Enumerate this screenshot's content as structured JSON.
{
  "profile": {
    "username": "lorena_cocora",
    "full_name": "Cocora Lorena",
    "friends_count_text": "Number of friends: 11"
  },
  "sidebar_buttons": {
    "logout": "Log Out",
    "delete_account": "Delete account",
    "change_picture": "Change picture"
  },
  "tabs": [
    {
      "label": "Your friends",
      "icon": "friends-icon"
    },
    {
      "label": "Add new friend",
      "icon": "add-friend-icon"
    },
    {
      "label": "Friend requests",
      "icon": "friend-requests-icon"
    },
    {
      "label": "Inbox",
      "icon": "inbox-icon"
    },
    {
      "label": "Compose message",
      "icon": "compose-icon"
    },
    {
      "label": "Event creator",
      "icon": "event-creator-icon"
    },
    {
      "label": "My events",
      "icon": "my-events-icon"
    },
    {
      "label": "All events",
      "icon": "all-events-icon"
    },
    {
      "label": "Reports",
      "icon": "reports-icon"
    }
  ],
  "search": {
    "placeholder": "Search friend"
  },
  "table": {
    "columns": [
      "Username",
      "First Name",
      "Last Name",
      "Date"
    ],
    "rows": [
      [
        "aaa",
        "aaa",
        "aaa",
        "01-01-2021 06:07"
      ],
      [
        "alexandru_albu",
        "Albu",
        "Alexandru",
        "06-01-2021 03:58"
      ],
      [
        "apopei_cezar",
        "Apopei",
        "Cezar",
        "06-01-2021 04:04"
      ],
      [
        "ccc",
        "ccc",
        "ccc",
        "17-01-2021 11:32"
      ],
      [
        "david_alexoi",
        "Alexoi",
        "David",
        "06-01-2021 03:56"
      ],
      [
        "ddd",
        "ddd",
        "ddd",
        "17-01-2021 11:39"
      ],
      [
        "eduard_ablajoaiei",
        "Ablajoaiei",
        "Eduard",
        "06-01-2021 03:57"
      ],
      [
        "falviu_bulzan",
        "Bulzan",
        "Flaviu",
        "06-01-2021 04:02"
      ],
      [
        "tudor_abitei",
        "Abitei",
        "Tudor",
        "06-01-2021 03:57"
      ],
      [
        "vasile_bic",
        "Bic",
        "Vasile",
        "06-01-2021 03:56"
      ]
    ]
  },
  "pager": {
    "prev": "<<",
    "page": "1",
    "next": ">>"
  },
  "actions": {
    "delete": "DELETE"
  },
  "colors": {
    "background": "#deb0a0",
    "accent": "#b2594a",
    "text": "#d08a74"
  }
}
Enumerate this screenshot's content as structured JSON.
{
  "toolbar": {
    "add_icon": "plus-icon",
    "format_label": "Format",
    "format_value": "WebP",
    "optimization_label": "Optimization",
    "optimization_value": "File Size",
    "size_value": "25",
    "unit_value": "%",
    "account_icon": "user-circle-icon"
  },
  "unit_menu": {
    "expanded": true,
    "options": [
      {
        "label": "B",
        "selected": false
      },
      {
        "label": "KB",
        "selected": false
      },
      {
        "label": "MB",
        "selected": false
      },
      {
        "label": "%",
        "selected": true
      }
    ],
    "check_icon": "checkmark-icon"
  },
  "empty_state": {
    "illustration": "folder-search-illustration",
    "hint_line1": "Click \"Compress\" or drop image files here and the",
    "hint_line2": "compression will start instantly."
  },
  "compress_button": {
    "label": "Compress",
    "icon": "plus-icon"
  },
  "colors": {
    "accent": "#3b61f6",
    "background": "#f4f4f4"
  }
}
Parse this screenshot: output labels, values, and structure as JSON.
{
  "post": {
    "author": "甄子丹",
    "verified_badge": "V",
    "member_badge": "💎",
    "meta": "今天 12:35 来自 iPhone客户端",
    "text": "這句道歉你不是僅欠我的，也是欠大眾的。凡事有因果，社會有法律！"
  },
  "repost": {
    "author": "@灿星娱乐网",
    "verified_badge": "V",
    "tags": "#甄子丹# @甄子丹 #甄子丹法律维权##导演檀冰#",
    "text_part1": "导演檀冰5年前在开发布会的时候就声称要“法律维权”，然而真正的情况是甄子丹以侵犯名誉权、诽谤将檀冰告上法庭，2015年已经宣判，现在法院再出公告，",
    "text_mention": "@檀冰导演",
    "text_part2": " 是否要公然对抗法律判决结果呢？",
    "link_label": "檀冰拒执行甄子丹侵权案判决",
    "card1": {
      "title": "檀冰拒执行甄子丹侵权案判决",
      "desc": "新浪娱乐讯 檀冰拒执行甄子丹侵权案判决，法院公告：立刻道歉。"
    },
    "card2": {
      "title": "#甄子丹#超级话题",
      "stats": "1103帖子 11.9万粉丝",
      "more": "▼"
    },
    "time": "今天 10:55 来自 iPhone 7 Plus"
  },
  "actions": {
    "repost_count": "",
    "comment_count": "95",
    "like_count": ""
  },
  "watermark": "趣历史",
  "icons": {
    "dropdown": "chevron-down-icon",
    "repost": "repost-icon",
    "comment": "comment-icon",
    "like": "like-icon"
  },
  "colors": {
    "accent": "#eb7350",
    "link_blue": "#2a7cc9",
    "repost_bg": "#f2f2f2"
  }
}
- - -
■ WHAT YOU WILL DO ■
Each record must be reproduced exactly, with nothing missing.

■ EXERCISE RESULT ■
Enumerate this screenshot's content as structured JSON.
{
  "profile": {
    "username": "lorena_cocora",
    "full_name": "Cocora Lorena",
    "friends_count_text": "Number of friends: 11"
  },
  "sidebar_buttons": {
    "logout": "Log Out",
    "delete_account": "Delete account",
    "change_picture": "Change picture"
  },
  "tabs": [
    {
      "label": "Your friends",
      "icon": "friends-icon"
    },
    {
      "label": "Add new friend",
      "icon": "add-friend-icon"
    },
    {
      "label": "Friend requests",
      "icon": "friend-requests-icon"
    },
    {
      "label": "Inbox",
      "icon": "inbox-icon"
    },
    {
      "label": "Compose message",
      "icon": "compose-icon"
    },
    {
      "label": "Event creator",
      "icon": "event-creator-icon"
    },
    {
      "label": "My events",
      "icon": "my-events-icon"
    },
    {
      "label": "All events",
      "icon": "all-events-icon"
    },
    {
      "label": "Reports",
      "icon": "reports-icon"
    }
  ],
  "search": {
    "placeholder": "Search friend"
  },
  "table": {
    "columns": [
      "Username",
      "First Name",
      "Last Name",
      "Date"
    ],
    "rows": [
      [
        "aaa",
        "aaa",
        "aaa",
        "01-01-2021 06:07"
      ],
      [
        "alexandru_albu",
        "Albu",
        "Alexandru",
        "06-01-2021 03:58"
      ],
      [
        "apopei_cezar",
        "Apopei",
        "Cezar",
        "06-01-2021 04:04"
      ],
      [
        "ccc",
        "ccc",
        "ccc",
        "17-01-2021 11:32"
      ],
      [
        "david_alexoi",
        "Alexoi",
        "David",
        "06-01-2021 03:56"
      ],
      [
        "ddd",
        "ddd",
        "ddd",
        "17-01-2021 11:39"
      ],
      [
        "eduard_ablajoaiei",
        "Ablajoaiei",
        "Eduard",
        "06-01-2021 03:57"
      ],
      [
        "falviu_bulzan",
        "Bulzan",
        "Flaviu",
        "06-01-2021 04:02"
      ],
      [
        "tudor_abitei",
        "Abitei",
        "Tudor",
        "06-01-2021 03:57"
      ],
      [
        "vasile_bic",
        "Bic",
        "Vasile",
        "06-01-2021 03:56"
      ]
    ]
  },
  "pager": {
    "prev": "<<",
    "page": "1",
    "next": ">>"
  },
  "actions": {
    "delete": "DELETE"
  },
  "colors": {
    "background": "#deb0a0",
    "accent": "#b2594a",
    "text": "#d08a74"
  }
}
Enumerate this screenshot's content as structured JSON.
{
  "toolbar": {
    "add_icon": "plus-icon",
    "format_label": "Format",
    "format_value": "WebP",
    "optimization_label": "Optimization",
    "optimization_value": "File Size",
    "size_value": "25",
    "unit_value": "%",
    "account_icon": "user-circle-icon"
  },
  "unit_menu": {
    "expanded": true,
    "options": [
      {
        "label": "B",
        "selected": false
      },
      {
        "label": "KB",
        "selected": false
      },
      {
        "label": "MB",
        "selected": false
      },
      {
        "label": "%",
        "selected": true
      }
    ],
    "check_icon": "checkmark-icon"
  },
  "empty_state": {
    "illustration": "folder-search-illustration",
    "hint_line1": "Click \"Compress\" or drop image files here and the",
    "hint_line2": "compression will start instantly."
  },
  "compress_button": {
    "label": "Compress",
    "icon": "plus-icon"
  },
  "colors": {
    "accent": "#3b61f6",
    "background": "#f4f4f4"
  }
}
Parse this screenshot: output labels, values, and structure as JSON.
{
  "post": {
    "author": "甄子丹",
    "verified_badge": "V",
    "member_badge": "💎",
    "meta": "今天 12:35 来自 iPhone客户端",
    "text": "這句道歉你不是僅欠我的，也是欠大眾的。凡事有因果，社會有法律！"
  },
  "repost": {
    "author": "@灿星娱乐网",
    "verified_badge": "V",
    "tags": "#甄子丹# @甄子丹 #甄子丹法律维权##导演檀冰#",
    "text_part1": "导演檀冰5年前在开发布会的时候就声称要“法律维权”，然而真正的情况是甄子丹以侵犯名誉权、诽谤将檀冰告上法庭，2015年已经宣判，现在法院再出公告，",
    "text_mention": "@檀冰导演",
    "text_part2": " 是否要公然对抗法律判决结果呢？",
    "link_label": "檀冰拒执行甄子丹侵权案判决",
    "card1": {
      "title": "檀冰拒执行甄子丹侵权案判决",
      "desc": "新浪娱乐讯 檀冰拒执行甄子丹侵权案判决，法院公告：立刻道歉。"
    },
    "card2": {
      "title": "#甄子丹#超级话题",
      "stats": "1103帖子 11.9万粉丝",
      "more": "▼"
    },
    "time": "今天 10:55 来自 iPhone 7 Plus"
  },
  "actions": {
    "repost_count": "",
    "comment_count": "95",
    "like_count": ""
  },
  "watermark": "趣历史",
  "icons": {
    "dropdown": "chevron-down-icon",
    "repost": "repost-icon",
    "comment": "comment-icon",
    "like": "like-icon"
  },
  "colors": {
    "accent": "#eb7350",
    "link_blue": "#2a7cc9",
    "repost_bg": "#f2f2f2"
  }
}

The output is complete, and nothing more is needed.